hand-holding for writers

Because the ways I most love to create require my hands, when my dominant hand was recently hurt, I freaked out. The problem peaked the day of a dinner hosted by a friend here in Germany. When I told the small crowd how my finger had swollen and turned purple, one of the guests, an occupational therapist, took a real interest and recommended a hand doctor she knows.

A few days later, standing at the clinic’s reception desk, I realized that though I’ve long known about foot doctors, the idea of hand doctors had never occurred to me. Something inside me got excited about that, though I didn’t yet know why.

In the hand doctor’s office, my husband and I examined beautiful, old hand-treatment illustrations and peered into glass cases at hundreds of hands of all kinds: elegant wooden hands, metal hands, silly plastic hands. Two of the office’s seating options were wooden hand chairs (sit on the palm and lean back on the fingers). Something inside me started to wake up.

As the doctor began to ask questions, he held out his hands, palms up, and I put my hands in his. With his warm hands and with the utmost respect, he calmly and gently examined my hands. While he talked about what might be going on (it looked like a blood vessel had broken and already begun to repair itself), he kept holding my hurt hand and I found myself fighting back tears.

Even when he didn’t really need to, even though I would have said I was fine without it, he held my hand. And it turns out to have made all the difference in the way I felt about that doctor, our time together, and my hand’s ability to heal.

That doctor’s visit helped me clarify my work (I’m the kind of writer and writing teacher who naturally wants to hold your hand and comfort you as you learn) and freed me to dive deeper into loving and curating the symbols I tend to collect for inspiration.


Since you’re not likely to visit me in my office, I’ll share a photo of one of the deskscapes I see as I work and how it inspires me (click the photo to enlarge it):

The blooms postcard and stones connect me to nature, genuineness, and groundedness. The pink business card from lifebyme.com, with the keys and the words “share. meaning.” remind me that sharing is key. The tiny blue vase – a gift from my mother, who got it for me in Ireland on her only trip to Europe before she died – connects me to people I love and reminds me that even when a gift seems small, it can mean a lot. The tin of cream has a shepherd logo on it that makes me laugh. The card with the typewriter that says “write your own story” reflects my desire to encourage people to write their own way. And the hand clip, which I bought a week ago in Berlin, reminds me of that doctor visit.


find your words

Writing prompts:
What kind of work do you really enjoy or would you really enjoy?
What are symbols of that work that inspire you?
What do those symbols represent to you?

share your wisdom

… in a comment below
… with a friend, client, or colleague
… in a blog post on your website
… somehow

3 comments to hand-holding for writers

  • Thank you, Carin. It was my first visit to a doctor here, so I wasn’t sure what to expect. It was a nice surprise.

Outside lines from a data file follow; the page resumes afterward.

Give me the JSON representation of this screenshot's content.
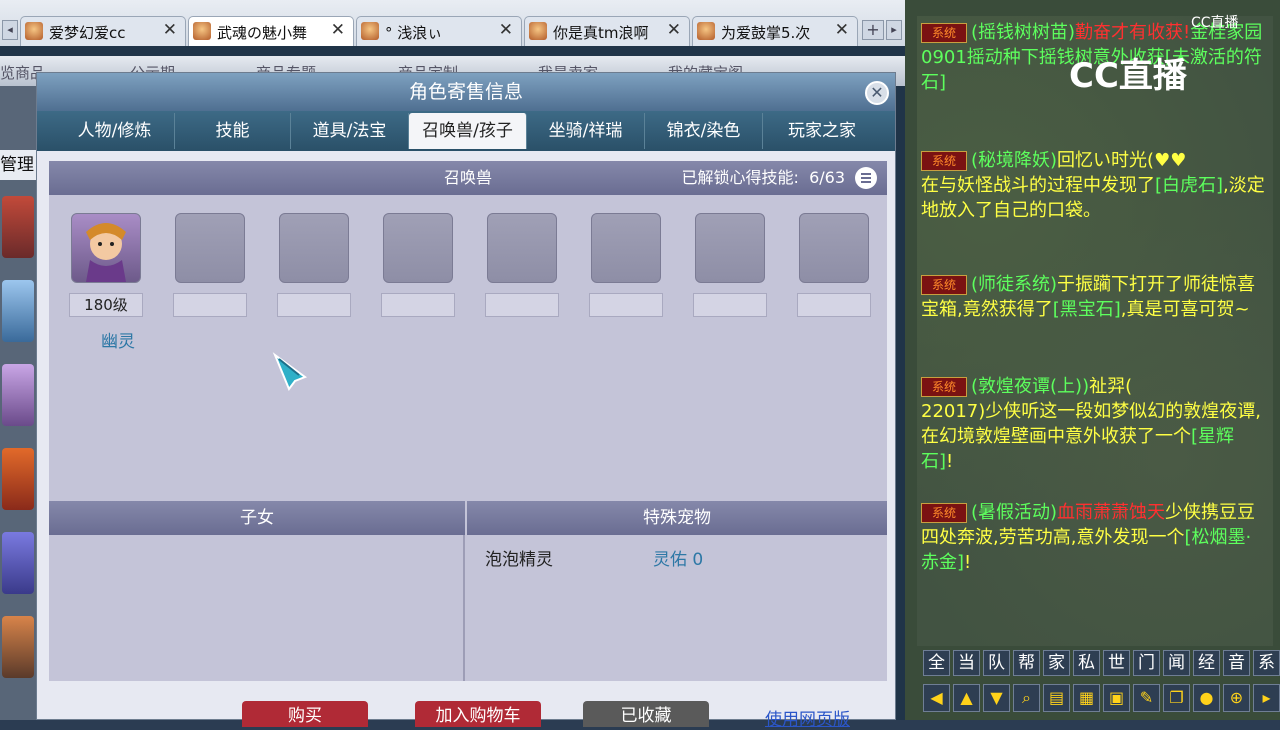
{
  "browser_tabs": [
    {
      "title": "爱梦幻爱cc",
      "active": false
    },
    {
      "title": "武魂の魅小舞",
      "active": true
    },
    {
      "title": "°  浅浪ぃ",
      "active": false
    },
    {
      "title": "你是真tm浪啊",
      "active": false
    },
    {
      "title": "为爱鼓掌5.次",
      "active": false
    }
  ],
  "tab_close_glyph": "✕",
  "new_tab_glyph": "+",
  "bg_tabs": [
    "览商品",
    "公示期",
    "商品专题",
    "商品定制",
    "我是卖家",
    "我的藏宝阁"
  ],
  "left_label": "管理",
  "dialog": {
    "title": "角色寄售信息",
    "close_glyph": "✕",
    "nav_tabs": [
      "人物/修炼",
      "技能",
      "道具/法宝",
      "召唤兽/孩子",
      "坐骑/祥瑞",
      "锦衣/染色",
      "玩家之家"
    ],
    "active_tab": "召唤兽/孩子",
    "pet_section": {
      "title": "召唤兽",
      "unlock_label": "已解锁心得技能:",
      "unlock_value": "6/63",
      "pets": [
        {
          "level": "180级",
          "name": "幽灵"
        }
      ],
      "slot_count": 8
    },
    "children_section": {
      "title": "子女"
    },
    "special_section": {
      "title": "特殊宠物",
      "item_name": "泡泡精灵",
      "item_value": "灵佑 0"
    },
    "actions": [
      {
        "label": "购买",
        "color": "#b02a36"
      },
      {
        "label": "加入购物车",
        "color": "#b02a36"
      },
      {
        "label": "已收藏",
        "color": "#5a5a5a"
      }
    ],
    "web_link": "使用网页版"
  },
  "chat": {
    "cc_logo": "CC直播",
    "cc_mark": "CC直播",
    "messages": [
      {
        "tag": "系统",
        "segments": [
          [
            "(摇钱树树苗)",
            "g"
          ],
          [
            "勤奋才有收获!",
            "r"
          ],
          [
            "金桂家园0901摇动种下摇钱树意外收获[未激活的符石]",
            "g"
          ]
        ]
      },
      {
        "tag": "系统",
        "segments": [
          [
            "(秘境降妖)",
            "g"
          ],
          [
            "回忆い时光(",
            "y"
          ],
          [
            "在与妖怪战斗的过程中发现了",
            "y"
          ],
          [
            "[白虎石]",
            "g"
          ],
          [
            ",淡定地放入了自己的口袋。",
            "y"
          ]
        ]
      },
      {
        "tag": "系统",
        "segments": [
          [
            "(师徒系统)",
            "g"
          ],
          [
            "于振躏下打开了师徒惊喜宝箱,竟然获得了",
            "y"
          ],
          [
            "[黑宝石]",
            "g"
          ],
          [
            ",真是可喜可贺~",
            "y"
          ]
        ]
      },
      {
        "tag": "系统",
        "segments": [
          [
            "(敦煌夜谭(上))",
            "g"
          ],
          [
            "祉羿(",
            "y"
          ],
          [
            "22017)少侠听这一段如梦似幻的敦煌夜谭,在幻境敦煌壁画中意外收获了一个",
            "y"
          ],
          [
            "[星辉石]",
            "g"
          ],
          [
            "!",
            "y"
          ]
        ]
      },
      {
        "tag": "系统",
        "segments": [
          [
            "(暑假活动)",
            "g"
          ],
          [
            "血雨萧萧蚀天",
            "r"
          ],
          [
            "少侠携豆豆四处奔波,劳苦功高,意外发现一个",
            "y"
          ],
          [
            "[松烟墨·赤金]",
            "g"
          ],
          [
            "!",
            "y"
          ]
        ]
      }
    ],
    "channel_buttons": [
      "全",
      "当",
      "队",
      "帮",
      "家",
      "私",
      "世",
      "门",
      "闻",
      "经",
      "音",
      "系"
    ],
    "tool_icons": [
      "left-arrow-icon",
      "up-arrow-icon",
      "down-arrow-icon",
      "search-icon",
      "document-icon",
      "grid-icon",
      "lock-icon",
      "brush-icon",
      "copy-icon",
      "chat-bubble-icon",
      "add-icon",
      "more-icon"
    ]
  }
}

    I’ll bet you have some interesting stories to tell from your multi-cross-cultural perspective. I hope you’re thriving there in the U.S.

  • Carin

    Grace, what a lovely portrayal of your experience at the German Hand Doctor! As an immigrant to the US from Austria (Mom) and Germany (Dad), I can not help but think that given the craftsmanship and care of both areas, your Doctor was very sensitive to your dependence on your hands. I wish you a full recovery and soon and look forward to reading more of your craftsmanship with words!

  • There’s something about writing implements, too, apparently, considering what I’ve got here … like a little stick that’s been made into a pencil, and a tiny, old, fake-jewel encrusted pen. They make me glad there are so many different ways to write and still get the job done.